● Aim of the task
Which lines in the records below contain the word "domain"? Copy each one.

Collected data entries

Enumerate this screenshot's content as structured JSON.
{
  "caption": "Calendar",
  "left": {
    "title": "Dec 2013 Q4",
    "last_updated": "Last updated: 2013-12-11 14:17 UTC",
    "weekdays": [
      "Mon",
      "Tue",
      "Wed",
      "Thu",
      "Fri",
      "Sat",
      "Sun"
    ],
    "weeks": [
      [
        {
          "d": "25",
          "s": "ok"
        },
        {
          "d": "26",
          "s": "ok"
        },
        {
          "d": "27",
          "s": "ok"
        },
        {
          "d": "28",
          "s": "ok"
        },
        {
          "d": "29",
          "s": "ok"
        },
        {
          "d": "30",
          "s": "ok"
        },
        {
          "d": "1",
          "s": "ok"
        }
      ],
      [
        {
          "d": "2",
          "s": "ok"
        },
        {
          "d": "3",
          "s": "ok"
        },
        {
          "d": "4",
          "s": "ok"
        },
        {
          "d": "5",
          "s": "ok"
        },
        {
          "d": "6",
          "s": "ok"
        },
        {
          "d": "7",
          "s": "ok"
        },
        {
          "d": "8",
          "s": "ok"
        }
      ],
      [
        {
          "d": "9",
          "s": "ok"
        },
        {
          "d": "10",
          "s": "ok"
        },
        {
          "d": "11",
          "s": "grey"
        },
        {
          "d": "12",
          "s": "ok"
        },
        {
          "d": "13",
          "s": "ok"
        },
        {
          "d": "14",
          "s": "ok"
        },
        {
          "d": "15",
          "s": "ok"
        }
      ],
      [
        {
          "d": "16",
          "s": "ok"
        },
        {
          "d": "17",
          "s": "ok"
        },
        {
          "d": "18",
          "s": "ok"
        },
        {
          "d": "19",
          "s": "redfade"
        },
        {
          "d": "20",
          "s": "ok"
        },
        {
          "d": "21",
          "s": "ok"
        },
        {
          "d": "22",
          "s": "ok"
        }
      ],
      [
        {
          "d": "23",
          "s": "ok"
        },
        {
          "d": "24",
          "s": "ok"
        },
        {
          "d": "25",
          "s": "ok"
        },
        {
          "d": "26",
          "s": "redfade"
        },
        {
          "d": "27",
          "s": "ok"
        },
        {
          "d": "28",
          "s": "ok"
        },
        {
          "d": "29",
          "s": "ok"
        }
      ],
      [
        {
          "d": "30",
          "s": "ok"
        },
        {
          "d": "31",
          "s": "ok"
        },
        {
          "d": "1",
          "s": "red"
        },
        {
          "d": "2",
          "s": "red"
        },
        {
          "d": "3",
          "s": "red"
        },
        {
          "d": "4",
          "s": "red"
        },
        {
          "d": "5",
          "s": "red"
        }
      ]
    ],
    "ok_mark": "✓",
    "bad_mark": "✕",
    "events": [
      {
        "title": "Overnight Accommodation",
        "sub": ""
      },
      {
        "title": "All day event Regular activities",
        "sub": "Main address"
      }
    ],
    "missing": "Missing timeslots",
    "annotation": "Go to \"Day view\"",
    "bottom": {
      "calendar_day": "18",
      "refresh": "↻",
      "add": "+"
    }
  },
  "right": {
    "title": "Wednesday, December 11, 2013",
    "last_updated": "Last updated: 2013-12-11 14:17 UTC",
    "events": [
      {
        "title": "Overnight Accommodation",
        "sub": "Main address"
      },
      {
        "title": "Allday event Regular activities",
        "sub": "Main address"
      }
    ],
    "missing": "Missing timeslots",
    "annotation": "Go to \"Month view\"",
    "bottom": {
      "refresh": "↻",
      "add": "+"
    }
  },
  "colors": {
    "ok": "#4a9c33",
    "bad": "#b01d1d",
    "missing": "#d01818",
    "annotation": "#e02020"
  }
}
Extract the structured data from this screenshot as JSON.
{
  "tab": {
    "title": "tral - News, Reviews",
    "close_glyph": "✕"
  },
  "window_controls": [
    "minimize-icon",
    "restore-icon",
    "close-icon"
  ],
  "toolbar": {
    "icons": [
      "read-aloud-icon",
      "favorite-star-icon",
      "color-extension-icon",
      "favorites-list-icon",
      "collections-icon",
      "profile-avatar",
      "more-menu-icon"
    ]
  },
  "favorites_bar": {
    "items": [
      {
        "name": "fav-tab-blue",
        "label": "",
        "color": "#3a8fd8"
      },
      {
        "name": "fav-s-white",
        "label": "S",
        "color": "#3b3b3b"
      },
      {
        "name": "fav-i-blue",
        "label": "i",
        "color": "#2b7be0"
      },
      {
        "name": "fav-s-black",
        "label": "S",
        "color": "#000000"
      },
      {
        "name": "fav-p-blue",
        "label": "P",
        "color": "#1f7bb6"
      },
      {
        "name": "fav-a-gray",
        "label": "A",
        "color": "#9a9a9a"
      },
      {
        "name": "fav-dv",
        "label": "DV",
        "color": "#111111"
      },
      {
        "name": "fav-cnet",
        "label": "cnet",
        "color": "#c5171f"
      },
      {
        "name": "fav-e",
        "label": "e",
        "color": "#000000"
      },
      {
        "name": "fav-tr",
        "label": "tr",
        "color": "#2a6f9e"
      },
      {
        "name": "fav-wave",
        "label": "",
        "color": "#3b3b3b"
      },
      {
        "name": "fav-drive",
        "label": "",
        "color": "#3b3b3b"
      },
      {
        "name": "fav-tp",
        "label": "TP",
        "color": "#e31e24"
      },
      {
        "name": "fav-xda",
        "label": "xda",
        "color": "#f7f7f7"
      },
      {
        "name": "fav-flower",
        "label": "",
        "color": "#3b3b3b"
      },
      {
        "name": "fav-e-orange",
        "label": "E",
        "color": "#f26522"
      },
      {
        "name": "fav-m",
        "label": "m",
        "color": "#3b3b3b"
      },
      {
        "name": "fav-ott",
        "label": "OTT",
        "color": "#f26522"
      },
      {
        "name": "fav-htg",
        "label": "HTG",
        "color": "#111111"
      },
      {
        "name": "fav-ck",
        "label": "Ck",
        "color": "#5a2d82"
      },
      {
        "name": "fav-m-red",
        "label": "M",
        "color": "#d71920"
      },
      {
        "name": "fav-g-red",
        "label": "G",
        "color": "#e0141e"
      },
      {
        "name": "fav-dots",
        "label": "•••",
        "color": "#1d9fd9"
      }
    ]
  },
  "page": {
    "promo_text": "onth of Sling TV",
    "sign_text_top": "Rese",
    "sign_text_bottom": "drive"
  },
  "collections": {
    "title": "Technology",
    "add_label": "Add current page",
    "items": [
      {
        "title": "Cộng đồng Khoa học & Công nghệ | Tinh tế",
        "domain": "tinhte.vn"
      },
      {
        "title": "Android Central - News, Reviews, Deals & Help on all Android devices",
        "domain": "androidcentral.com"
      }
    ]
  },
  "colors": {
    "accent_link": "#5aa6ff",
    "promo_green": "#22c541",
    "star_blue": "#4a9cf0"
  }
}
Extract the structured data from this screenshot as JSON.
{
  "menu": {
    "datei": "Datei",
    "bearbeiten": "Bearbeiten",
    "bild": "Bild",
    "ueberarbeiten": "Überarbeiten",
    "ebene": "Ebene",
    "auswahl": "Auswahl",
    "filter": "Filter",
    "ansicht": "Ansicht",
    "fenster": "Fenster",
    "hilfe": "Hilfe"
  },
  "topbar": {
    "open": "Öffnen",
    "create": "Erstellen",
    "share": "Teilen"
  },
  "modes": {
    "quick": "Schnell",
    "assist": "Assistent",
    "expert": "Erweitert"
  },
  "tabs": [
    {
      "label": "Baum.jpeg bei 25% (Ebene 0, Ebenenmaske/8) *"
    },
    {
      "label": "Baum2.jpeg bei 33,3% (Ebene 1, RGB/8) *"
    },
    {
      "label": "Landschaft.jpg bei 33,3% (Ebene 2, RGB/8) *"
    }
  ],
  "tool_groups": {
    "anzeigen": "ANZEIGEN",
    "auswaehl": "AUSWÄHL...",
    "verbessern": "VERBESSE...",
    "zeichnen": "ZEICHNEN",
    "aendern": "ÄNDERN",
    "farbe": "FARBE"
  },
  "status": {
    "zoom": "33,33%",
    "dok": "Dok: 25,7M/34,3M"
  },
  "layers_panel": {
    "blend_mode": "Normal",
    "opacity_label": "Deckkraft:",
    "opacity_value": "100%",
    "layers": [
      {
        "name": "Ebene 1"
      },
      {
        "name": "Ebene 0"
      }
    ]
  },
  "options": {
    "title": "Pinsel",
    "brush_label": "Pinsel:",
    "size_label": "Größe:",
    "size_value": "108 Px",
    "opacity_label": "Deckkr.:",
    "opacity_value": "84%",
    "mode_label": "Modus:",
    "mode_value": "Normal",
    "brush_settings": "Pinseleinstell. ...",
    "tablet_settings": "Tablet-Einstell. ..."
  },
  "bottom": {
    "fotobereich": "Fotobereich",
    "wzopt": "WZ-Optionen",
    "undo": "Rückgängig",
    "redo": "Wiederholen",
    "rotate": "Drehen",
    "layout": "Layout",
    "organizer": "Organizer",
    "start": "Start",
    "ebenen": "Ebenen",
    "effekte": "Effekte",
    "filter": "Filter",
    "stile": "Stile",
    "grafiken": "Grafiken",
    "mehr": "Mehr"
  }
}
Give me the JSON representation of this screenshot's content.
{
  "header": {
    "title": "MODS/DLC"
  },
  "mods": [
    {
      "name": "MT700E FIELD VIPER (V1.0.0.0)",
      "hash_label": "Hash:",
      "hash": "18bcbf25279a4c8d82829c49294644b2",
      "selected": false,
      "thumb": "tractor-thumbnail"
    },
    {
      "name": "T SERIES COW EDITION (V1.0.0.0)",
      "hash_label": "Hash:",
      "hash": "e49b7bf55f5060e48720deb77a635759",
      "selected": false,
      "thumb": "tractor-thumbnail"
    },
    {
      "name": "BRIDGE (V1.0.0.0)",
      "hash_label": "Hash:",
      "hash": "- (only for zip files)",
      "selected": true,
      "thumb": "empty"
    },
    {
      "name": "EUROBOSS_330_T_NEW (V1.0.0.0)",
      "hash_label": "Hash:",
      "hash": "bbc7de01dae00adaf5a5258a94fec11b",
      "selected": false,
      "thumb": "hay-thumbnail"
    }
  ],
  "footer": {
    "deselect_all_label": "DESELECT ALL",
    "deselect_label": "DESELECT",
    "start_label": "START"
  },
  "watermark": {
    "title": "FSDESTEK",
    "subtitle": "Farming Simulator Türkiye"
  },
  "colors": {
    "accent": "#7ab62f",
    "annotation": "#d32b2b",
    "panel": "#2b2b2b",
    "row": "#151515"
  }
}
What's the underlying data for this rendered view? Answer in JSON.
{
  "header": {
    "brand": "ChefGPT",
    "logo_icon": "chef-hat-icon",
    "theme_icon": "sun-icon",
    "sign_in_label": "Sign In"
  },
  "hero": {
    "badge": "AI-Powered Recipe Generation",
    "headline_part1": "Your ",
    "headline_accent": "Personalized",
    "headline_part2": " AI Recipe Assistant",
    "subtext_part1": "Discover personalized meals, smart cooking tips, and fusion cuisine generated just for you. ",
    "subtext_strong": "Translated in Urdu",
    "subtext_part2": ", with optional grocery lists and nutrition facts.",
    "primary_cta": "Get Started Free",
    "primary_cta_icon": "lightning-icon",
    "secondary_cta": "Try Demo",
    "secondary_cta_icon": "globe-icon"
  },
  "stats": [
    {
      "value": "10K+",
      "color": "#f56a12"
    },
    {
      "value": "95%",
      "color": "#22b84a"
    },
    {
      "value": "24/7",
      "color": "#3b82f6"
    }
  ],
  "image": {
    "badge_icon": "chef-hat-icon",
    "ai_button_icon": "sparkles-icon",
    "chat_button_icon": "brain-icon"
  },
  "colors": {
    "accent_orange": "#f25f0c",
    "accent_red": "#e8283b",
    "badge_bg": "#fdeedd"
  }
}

● Solved problem
        "domain": "tinhte.vn"
        "domain": "androidcentral.com"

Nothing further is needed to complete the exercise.